Republicans Promise to Block Obama’s Supreme Court Nom
Senate Majority Leader Mitch McConnell wasted no time in reiterating his position on President Obama’s Supreme Court nominee on Wednesday, promising that the Republican-dominated Senate would not even consider confirmation hearings. McConnell, who made a public statement after Justice Antonin Scalia’s death last month, has said that the American people deserve to have a say in how his conservative seat is filled. And though Obama went out of his way to pick a nominee – Merrick B. Garland – who might be palatable to Republicans – McConnell remains resolute.
“The American people may well elect a president who decides to nominate Judge Garland for Senate consideration,” McConnell said. “The next president may also nominate someone very different. Either way, our view is this: Give the people a voice in the filling of this vacancy.”
In announcing the nomination, Obama used the occasion to pressure Republicans to cave. “I simply ask Republicans in the Senate to give him a fair hearing, and then an up-or-down vote,” Obama said in the Rose Garden. “If you don’t, then it will not only be an abdication of the Senate’s constitutional duty, it will indicate a process for nominating and confirming judges that is beyond repair.”
While McConnell dismissed the president’s warnings, other Republican senators have swayed from the hardline approach. Chuck Grassley of Iowa, Mark Kirk of Illinois, and Kelly Ayotte of New Hampshire are among several senators who have said they would be willing to meet with Judge Garland. Other Republicans have said that they might be open to confirmation hearings on Garland if Hillary Clinton is elected in November.
While Obama has presented Garland as a moderate and activist groups have criticized the president for the benign pick, the 63-year-old appellate judge is not as apolitical as some would suggest. He has been described by gun-rights groups as fiercely opposed to the Second Amendment; the NRA released a scathing ad warning that Garland would vote to remove the individual right to bear arms. Garland, in 2007, voted to uphold Washington D.C.’s handgun ban, a decision that was later overturned by the Supreme Court.
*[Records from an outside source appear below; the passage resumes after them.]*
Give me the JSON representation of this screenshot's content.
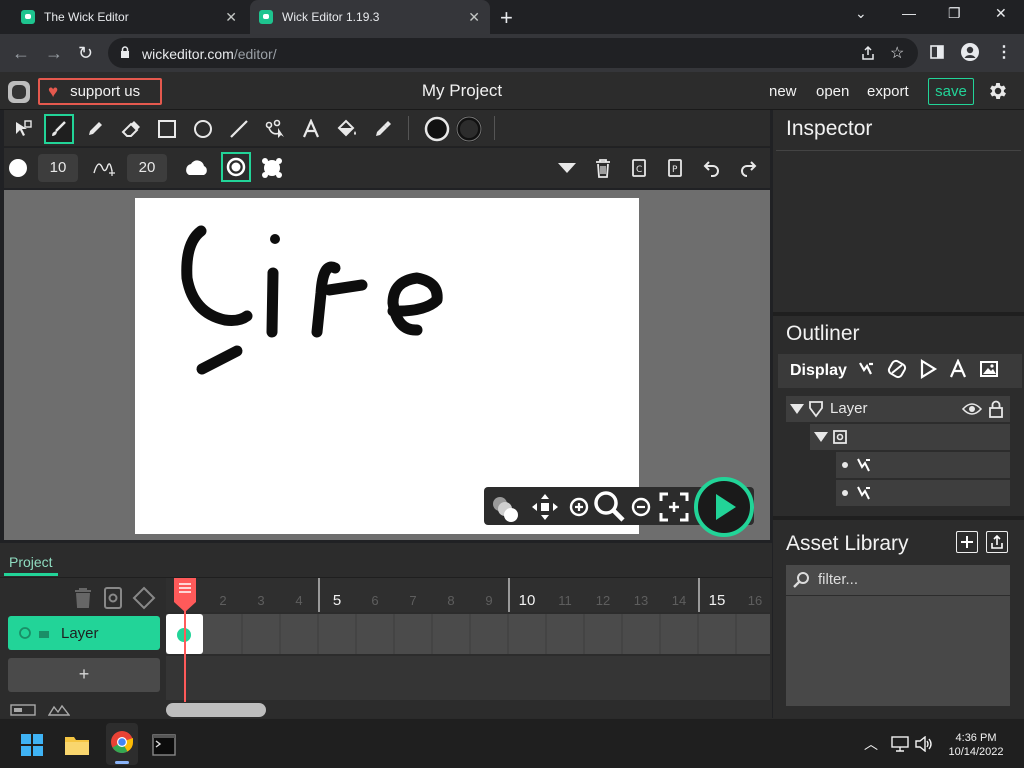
{
  "browser": {
    "tabs": [
      {
        "title": "The Wick Editor"
      },
      {
        "title": "Wick Editor 1.19.3"
      }
    ],
    "url_host": "wickeditor.com",
    "url_path": "/editor/"
  },
  "app": {
    "support_label": "support us",
    "project_title": "My Project",
    "menu": {
      "new": "new",
      "open": "open",
      "export": "export",
      "save": "save"
    },
    "brush_size": "10",
    "brush_smoothing": "20",
    "canvas_drawing_text": "Life"
  },
  "inspector": {
    "title": "Inspector"
  },
  "outliner": {
    "title": "Outliner",
    "display_label": "Display",
    "layer_name": "Layer"
  },
  "assets": {
    "title": "Asset Library",
    "filter_placeholder": "filter..."
  },
  "timeline": {
    "tab_label": "Project",
    "layer_name": "Layer",
    "add_layer": "+",
    "frame_numbers": [
      "2",
      "3",
      "4",
      "5",
      "6",
      "7",
      "8",
      "9",
      "10",
      "11",
      "12",
      "13",
      "14",
      "15",
      "16"
    ],
    "highlight_frames": [
      "5",
      "10",
      "15"
    ]
  },
  "taskbar": {
    "time": "4:36 PM",
    "date": "10/14/2022"
  },
  "colors": {
    "accent": "#22d498",
    "support_red": "#e5594e"
  }
}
Republicans are facing a difficult choice either way. If they cave and confirm, voters will see it as yet another instance of tough talk followed by inevitable capitulation. If they dig their feet in the sand, though, there could be also be blowback; polls have shown that the majority of Americans want the hearings to go forward. More to the point, it is entirely possible that Clinton will win the White House and that Democrats will take back the Senate in November. If that happens, it could give the new president a green light to fill Scalia’s seat with a liberal that would make Ruth Bader Ginsberg look like Rush Limbaugh.